DATASET:
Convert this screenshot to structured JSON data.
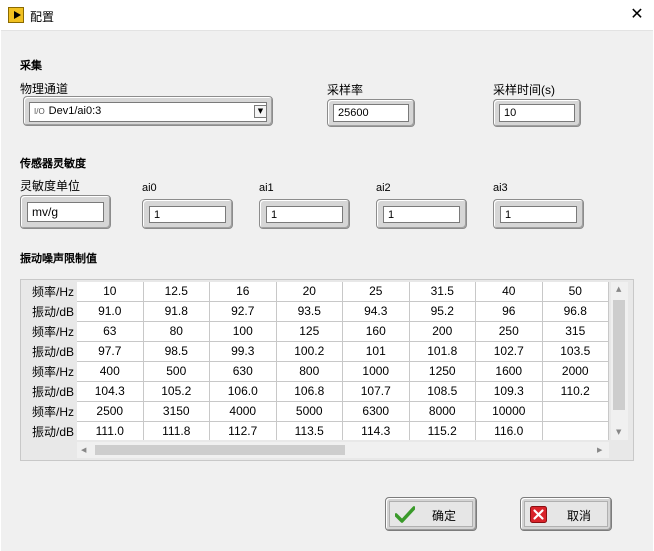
{
  "window": {
    "title": "配置",
    "close_glyph": "✕"
  },
  "acquisition": {
    "section_title": "采集",
    "channel_label": "物理通道",
    "channel_io_glyph": "I/O",
    "channel_value": "Dev1/ai0:3",
    "rate_label": "采样率",
    "rate_value": "25600",
    "time_label": "采样时间(s)",
    "time_value": "10"
  },
  "sensitivity": {
    "section_title": "传感器灵敏度",
    "unit_label": "灵敏度单位",
    "unit_value": "mv/g",
    "channels": [
      {
        "label": "ai0",
        "value": "1"
      },
      {
        "label": "ai1",
        "value": "1"
      },
      {
        "label": "ai2",
        "value": "1"
      },
      {
        "label": "ai3",
        "value": "1"
      }
    ]
  },
  "noise": {
    "section_title": "振动噪声限制值",
    "row_labels": [
      "频率/Hz",
      "振动/dB",
      "频率/Hz",
      "振动/dB",
      "频率/Hz",
      "振动/dB",
      "频率/Hz",
      "振动/dB"
    ],
    "rows": [
      [
        "10",
        "12.5",
        "16",
        "20",
        "25",
        "31.5",
        "40",
        "50"
      ],
      [
        "91.0",
        "91.8",
        "92.7",
        "93.5",
        "94.3",
        "95.2",
        "96",
        "96.8"
      ],
      [
        "63",
        "80",
        "100",
        "125",
        "160",
        "200",
        "250",
        "315"
      ],
      [
        "97.7",
        "98.5",
        "99.3",
        "100.2",
        "101",
        "101.8",
        "102.7",
        "103.5"
      ],
      [
        "400",
        "500",
        "630",
        "800",
        "1000",
        "1250",
        "1600",
        "2000"
      ],
      [
        "104.3",
        "105.2",
        "106.0",
        "106.8",
        "107.7",
        "108.5",
        "109.3",
        "110.2"
      ],
      [
        "2500",
        "3150",
        "4000",
        "5000",
        "6300",
        "8000",
        "10000",
        ""
      ],
      [
        "111.0",
        "111.8",
        "112.7",
        "113.5",
        "114.3",
        "115.2",
        "116.0",
        ""
      ]
    ]
  },
  "buttons": {
    "ok_label": "确定",
    "cancel_label": "取消"
  }
}
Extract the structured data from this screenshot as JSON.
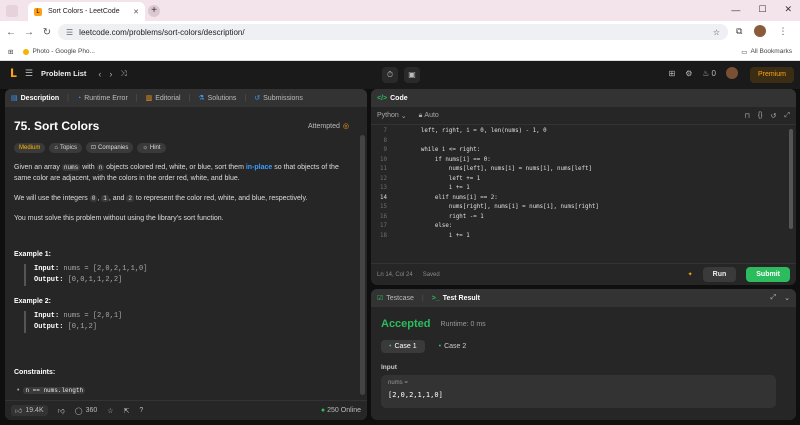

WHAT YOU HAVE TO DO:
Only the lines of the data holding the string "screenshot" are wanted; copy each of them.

OUTPUT OF THE EXERCISE:
Convert this screenshot to structured JSON data.
Extract the structured data from this screenshot as JSON.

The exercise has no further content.